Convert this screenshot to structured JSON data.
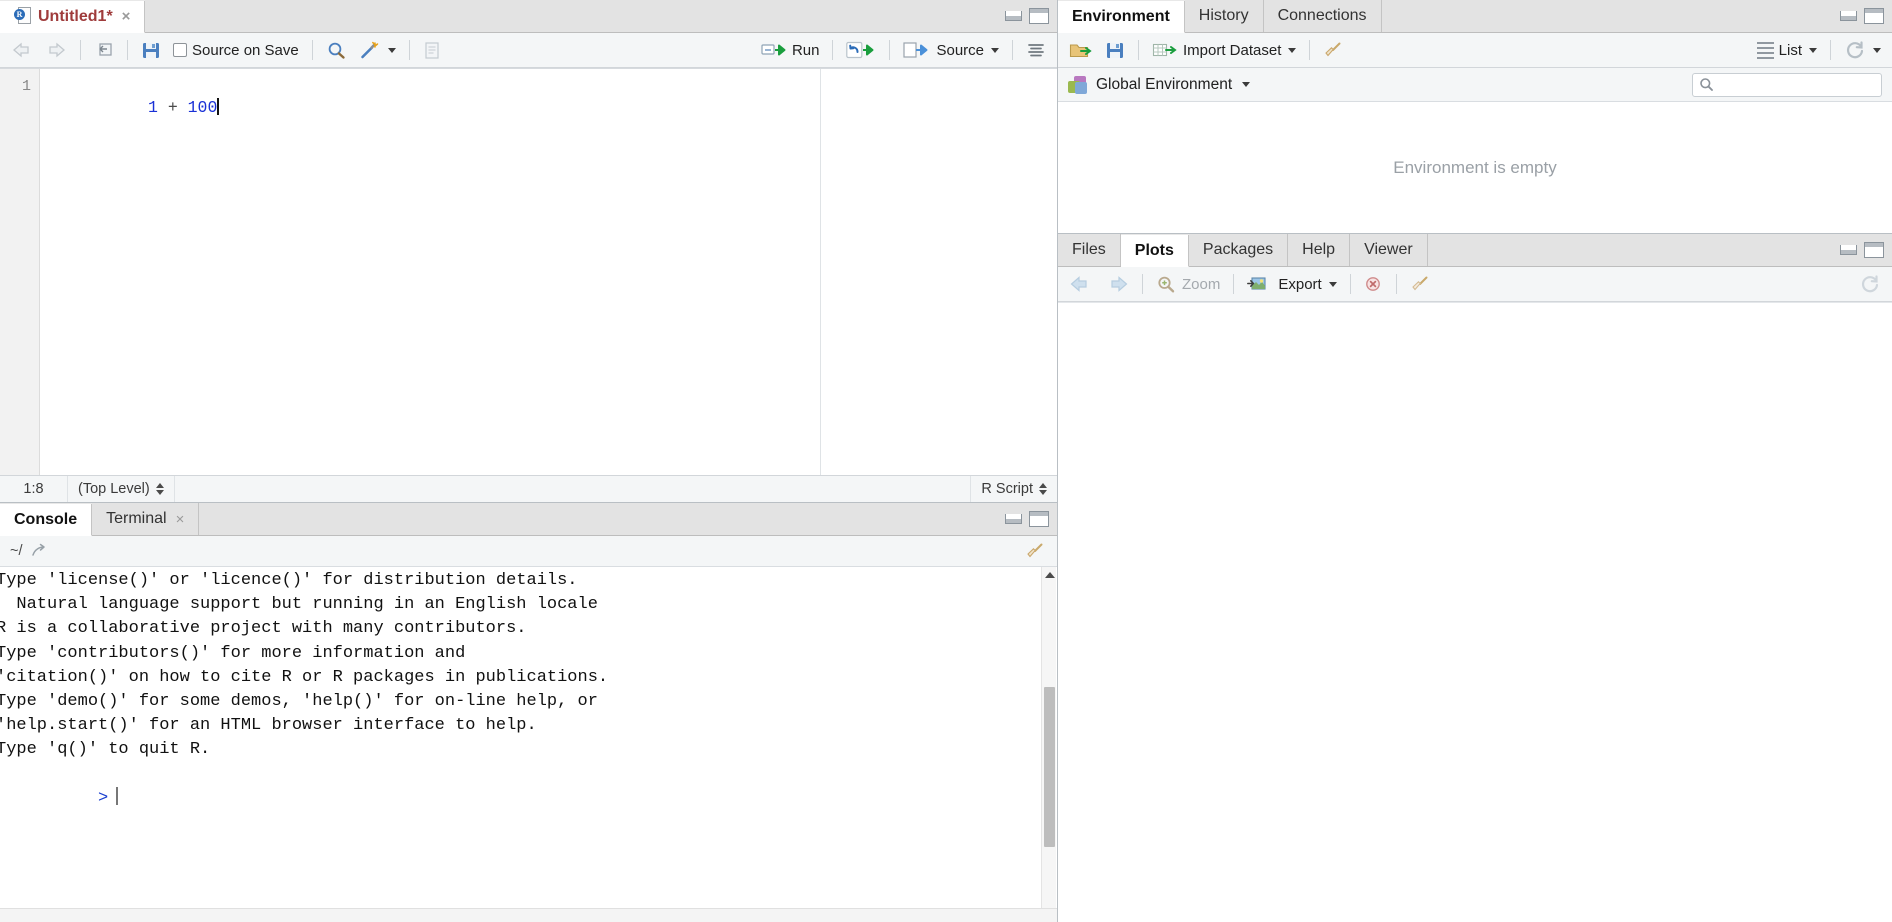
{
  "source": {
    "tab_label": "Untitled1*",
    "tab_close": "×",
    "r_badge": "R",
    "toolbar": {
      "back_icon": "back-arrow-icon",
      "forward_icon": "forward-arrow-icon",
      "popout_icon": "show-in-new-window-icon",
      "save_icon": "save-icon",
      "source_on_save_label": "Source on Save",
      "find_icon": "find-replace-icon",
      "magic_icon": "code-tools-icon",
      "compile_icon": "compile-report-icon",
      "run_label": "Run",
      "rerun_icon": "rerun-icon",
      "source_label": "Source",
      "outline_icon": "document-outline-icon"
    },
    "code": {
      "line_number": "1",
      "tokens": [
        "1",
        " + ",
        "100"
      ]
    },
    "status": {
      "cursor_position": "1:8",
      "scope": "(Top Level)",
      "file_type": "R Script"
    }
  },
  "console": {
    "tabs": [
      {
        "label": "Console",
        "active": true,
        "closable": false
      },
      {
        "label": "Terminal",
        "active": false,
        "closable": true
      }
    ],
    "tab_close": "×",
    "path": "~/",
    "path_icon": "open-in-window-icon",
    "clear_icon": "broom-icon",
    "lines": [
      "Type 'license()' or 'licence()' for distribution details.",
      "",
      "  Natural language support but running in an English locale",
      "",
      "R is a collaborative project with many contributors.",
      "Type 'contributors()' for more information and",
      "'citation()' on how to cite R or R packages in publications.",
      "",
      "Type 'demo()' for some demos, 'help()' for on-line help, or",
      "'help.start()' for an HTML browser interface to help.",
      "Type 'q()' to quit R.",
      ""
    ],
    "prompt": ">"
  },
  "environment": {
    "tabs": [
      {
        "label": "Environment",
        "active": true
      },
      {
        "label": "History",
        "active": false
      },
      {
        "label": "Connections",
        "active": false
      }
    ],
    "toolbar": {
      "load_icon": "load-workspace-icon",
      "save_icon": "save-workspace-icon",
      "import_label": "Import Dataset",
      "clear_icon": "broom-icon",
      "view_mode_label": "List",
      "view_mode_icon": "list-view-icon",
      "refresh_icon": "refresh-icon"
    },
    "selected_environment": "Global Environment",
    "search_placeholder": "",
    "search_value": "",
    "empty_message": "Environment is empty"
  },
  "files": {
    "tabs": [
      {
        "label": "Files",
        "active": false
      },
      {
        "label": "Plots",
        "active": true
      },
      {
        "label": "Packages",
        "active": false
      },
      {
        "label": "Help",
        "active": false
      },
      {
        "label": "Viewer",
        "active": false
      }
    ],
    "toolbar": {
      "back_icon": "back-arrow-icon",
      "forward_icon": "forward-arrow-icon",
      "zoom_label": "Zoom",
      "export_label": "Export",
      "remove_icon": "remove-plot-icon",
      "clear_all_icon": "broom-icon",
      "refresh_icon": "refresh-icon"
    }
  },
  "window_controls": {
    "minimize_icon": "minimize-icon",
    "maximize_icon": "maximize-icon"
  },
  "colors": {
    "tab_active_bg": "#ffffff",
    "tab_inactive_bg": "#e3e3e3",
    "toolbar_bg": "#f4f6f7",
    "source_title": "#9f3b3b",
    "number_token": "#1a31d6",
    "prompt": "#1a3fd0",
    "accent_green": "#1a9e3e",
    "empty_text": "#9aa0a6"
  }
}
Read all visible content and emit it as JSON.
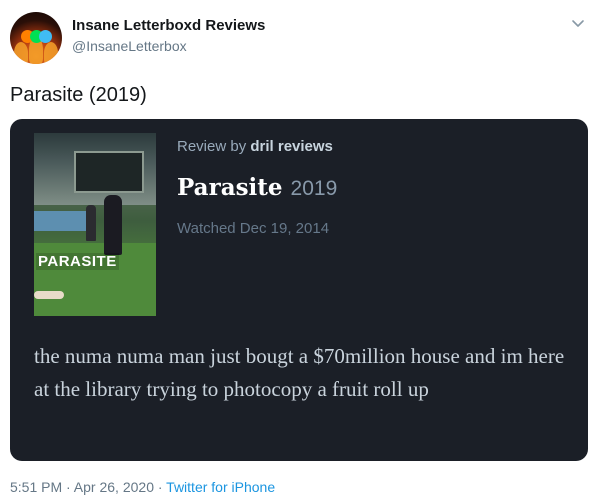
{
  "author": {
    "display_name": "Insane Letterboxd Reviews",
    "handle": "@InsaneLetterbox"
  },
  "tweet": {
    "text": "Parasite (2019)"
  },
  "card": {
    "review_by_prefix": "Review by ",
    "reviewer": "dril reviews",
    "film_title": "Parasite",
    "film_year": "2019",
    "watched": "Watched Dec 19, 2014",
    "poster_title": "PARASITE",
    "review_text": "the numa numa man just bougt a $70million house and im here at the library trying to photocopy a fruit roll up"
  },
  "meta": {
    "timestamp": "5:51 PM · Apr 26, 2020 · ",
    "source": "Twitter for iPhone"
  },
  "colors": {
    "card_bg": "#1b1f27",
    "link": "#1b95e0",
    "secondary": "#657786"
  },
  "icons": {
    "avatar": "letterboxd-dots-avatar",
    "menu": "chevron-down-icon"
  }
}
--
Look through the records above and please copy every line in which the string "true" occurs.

        "active": true,
        "closable": true
        "active": true
        "active": true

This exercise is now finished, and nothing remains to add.